## AIM OF THE EXERCISE
In the entries below, find each line where the word "天长市城管局" appears and give only the total count of such lines.

## SUPPLIED DATA
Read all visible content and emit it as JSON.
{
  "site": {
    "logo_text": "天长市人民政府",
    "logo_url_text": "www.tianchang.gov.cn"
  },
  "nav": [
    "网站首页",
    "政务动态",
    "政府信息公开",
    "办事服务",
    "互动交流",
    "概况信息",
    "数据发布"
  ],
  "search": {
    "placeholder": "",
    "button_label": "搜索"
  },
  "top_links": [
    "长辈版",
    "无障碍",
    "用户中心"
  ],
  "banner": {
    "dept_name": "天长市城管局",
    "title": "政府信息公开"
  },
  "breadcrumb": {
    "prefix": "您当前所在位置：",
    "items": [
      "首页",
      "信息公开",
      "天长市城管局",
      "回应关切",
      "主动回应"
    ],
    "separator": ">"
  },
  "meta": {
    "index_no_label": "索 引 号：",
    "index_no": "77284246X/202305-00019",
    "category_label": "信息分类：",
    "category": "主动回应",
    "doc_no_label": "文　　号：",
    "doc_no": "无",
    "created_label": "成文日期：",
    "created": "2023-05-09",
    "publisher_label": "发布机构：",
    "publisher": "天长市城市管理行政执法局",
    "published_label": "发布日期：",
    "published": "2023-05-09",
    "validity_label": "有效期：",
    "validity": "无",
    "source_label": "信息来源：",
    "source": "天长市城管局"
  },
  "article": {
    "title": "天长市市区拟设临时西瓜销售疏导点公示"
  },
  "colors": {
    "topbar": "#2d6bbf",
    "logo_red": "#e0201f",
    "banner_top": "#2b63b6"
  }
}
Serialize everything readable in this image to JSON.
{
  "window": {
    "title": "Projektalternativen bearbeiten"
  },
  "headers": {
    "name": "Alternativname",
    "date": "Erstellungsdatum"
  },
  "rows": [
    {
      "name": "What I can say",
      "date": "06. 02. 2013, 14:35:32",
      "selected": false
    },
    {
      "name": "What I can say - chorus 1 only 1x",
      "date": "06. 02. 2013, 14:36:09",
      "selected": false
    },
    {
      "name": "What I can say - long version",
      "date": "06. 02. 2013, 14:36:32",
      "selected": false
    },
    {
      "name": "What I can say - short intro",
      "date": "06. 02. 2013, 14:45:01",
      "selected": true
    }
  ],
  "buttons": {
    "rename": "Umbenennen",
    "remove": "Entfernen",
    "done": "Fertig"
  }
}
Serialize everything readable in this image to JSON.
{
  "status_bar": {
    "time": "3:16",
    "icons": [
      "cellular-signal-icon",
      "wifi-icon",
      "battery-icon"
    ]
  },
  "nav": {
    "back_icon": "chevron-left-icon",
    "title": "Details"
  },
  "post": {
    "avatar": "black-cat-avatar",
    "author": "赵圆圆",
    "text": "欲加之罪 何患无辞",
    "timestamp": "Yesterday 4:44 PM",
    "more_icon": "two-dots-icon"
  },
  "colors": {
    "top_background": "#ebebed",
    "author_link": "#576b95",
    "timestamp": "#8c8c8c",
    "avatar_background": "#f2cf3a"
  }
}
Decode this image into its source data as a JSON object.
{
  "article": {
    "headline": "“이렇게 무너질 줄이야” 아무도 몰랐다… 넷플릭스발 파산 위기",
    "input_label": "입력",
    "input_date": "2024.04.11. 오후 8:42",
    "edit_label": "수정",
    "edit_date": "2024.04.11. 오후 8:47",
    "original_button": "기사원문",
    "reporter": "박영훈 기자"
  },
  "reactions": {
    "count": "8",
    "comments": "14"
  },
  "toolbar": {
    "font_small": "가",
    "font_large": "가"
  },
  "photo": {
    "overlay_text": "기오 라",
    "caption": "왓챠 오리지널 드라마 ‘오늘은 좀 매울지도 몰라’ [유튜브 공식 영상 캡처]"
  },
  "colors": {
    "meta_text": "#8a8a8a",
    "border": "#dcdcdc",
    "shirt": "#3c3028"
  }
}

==

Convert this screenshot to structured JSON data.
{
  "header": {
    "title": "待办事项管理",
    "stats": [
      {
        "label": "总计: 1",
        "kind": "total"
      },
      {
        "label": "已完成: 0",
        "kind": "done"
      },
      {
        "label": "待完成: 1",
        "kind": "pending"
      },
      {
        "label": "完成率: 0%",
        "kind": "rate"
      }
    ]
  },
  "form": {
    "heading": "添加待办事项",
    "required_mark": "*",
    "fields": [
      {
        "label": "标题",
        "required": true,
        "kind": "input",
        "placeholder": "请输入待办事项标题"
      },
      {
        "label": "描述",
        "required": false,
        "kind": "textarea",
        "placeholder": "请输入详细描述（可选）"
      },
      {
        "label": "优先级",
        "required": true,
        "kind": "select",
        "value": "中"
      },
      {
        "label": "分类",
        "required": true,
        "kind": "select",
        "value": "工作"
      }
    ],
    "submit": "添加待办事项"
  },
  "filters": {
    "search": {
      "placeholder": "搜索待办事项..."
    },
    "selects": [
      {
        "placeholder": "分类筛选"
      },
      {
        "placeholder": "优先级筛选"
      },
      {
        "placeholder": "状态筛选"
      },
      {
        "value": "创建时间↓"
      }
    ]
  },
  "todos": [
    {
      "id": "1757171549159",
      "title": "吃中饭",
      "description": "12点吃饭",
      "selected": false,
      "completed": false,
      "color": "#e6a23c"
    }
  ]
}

## SOLUTION TO THIS EXERCISE
3